Going back to the definitions above, the conference wishes to explore and analyse works by writers and artists who “act out” and “think ahead”, not only by questioning the past and challenging the present, but also by envisaging and anticipating a better and more just future, creating a performative counter-discourse that relies first and foremost on the power of language.
We welcome proposals pertaining but not limited to:
- Activist literature and literary provocations
- Textual and generic hybridisations
- Spoken word poetry and performativity
- Digital/Electronic literature
- Scholarly activism
- Decolonising academia
- Artivism, performance and resistance
- The cancel culture debate
- Postcolonial translation and activism
- Publishing policies as activism
- Digital and cyber-activism
- Globalisation and transnational activism;
- Online activist and/or author communities;
- Transnational activism and migration.
Confirmed keynote speakers:
Bronwyn Carlson, Macquarie University, Sydney (Australia)
Annalisa Oboe, University of Padua
Nicoletta Vallorani, University of Milan
Danielle SeeWalker (Lakota artist and writer) & Carlotta Cardana (photographer)
Please send your proposal to firstname.lastname@example.org by January 6, 2022. Proposals must include title, 250-word abstract, institutional affiliation and contact information. Acceptance will be notified by January 16, 2022. Due to the ongoing pandemic, the conference will be held online. There are no conference fees. In order to present a paper, speakers must be full members of AISCLI. Information about membership fees and procedures are available online at http://www.aiscli.it/iscrizioni/.
Lorena Carbonara, Mirko Casagranda, University of Calabria

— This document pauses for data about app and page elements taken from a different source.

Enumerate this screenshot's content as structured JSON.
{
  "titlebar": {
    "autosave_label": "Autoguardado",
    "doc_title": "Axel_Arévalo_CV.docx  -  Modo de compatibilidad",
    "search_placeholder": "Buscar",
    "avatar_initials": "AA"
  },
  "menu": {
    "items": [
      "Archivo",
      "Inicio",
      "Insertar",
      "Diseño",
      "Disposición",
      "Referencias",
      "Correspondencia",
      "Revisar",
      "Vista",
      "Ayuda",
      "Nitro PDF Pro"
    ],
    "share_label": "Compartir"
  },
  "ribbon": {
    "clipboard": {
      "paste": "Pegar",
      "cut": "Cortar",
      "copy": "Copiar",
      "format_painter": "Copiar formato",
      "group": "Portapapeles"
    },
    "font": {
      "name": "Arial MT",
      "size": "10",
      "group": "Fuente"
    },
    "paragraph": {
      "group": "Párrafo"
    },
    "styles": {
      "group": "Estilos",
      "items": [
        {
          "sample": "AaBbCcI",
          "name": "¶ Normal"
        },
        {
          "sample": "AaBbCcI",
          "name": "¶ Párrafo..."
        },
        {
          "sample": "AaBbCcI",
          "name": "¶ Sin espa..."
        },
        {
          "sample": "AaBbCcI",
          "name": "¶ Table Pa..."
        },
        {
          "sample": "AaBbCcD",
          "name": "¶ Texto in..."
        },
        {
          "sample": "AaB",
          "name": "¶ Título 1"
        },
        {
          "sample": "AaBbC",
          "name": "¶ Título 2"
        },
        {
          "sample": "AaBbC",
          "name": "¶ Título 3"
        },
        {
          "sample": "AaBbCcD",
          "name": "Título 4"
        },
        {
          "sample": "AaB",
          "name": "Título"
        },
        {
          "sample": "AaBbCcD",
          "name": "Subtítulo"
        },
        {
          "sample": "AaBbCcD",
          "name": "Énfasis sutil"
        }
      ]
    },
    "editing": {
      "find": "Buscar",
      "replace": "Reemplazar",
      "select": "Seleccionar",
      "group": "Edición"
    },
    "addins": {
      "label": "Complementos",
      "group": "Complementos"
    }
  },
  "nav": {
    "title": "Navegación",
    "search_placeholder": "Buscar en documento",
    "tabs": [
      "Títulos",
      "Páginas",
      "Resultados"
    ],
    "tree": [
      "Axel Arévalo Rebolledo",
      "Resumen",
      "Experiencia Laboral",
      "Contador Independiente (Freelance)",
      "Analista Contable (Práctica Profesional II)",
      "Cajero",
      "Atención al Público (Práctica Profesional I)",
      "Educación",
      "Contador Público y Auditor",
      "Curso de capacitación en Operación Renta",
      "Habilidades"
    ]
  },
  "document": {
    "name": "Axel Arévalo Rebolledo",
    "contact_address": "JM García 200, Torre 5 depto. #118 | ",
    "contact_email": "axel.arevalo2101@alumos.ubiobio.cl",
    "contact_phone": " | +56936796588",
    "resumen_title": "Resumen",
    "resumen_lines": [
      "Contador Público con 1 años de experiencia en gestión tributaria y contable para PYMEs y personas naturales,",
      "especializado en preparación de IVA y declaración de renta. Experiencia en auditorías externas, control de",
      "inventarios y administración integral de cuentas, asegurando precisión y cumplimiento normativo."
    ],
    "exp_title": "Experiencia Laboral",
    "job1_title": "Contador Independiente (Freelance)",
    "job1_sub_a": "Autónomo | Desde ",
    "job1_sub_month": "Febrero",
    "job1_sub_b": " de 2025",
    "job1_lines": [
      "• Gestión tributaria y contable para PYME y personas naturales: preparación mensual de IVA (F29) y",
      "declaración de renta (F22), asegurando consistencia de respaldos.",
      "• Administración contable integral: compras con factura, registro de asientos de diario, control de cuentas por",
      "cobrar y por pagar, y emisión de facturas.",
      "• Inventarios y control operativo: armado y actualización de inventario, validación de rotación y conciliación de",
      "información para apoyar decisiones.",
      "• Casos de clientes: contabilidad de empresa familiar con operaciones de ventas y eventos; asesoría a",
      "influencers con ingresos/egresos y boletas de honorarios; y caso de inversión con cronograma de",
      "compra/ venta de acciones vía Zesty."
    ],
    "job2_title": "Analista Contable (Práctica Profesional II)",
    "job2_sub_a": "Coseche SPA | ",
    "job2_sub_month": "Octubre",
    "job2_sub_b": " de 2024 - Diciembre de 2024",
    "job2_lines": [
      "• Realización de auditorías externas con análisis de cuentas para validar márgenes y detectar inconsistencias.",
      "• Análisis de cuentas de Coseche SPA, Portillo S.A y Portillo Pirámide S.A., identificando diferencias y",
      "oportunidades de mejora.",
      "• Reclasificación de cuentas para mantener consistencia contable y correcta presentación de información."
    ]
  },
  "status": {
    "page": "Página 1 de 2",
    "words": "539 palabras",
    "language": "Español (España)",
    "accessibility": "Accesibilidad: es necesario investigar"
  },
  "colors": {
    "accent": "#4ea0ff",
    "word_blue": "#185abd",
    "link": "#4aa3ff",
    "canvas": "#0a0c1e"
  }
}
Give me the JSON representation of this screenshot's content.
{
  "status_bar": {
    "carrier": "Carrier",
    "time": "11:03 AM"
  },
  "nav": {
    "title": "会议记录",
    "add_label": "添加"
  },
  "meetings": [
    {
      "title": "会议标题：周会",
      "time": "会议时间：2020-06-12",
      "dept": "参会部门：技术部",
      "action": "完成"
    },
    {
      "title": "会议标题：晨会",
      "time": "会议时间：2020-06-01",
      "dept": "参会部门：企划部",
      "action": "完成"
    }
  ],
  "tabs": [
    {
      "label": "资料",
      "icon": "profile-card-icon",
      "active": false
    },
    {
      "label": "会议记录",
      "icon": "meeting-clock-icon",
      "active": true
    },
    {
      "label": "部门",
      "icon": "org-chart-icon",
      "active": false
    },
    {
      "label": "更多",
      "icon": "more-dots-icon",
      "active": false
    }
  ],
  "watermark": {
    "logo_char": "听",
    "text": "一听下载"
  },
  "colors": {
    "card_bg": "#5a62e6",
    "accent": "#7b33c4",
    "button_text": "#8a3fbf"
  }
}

Esterino Adami, Lorena Carbonara, Mirko Casagranda, Carmelina Concilio, Marina De Chiara, Eleonora Federici, Serena Guarracino, Marilena Parlati.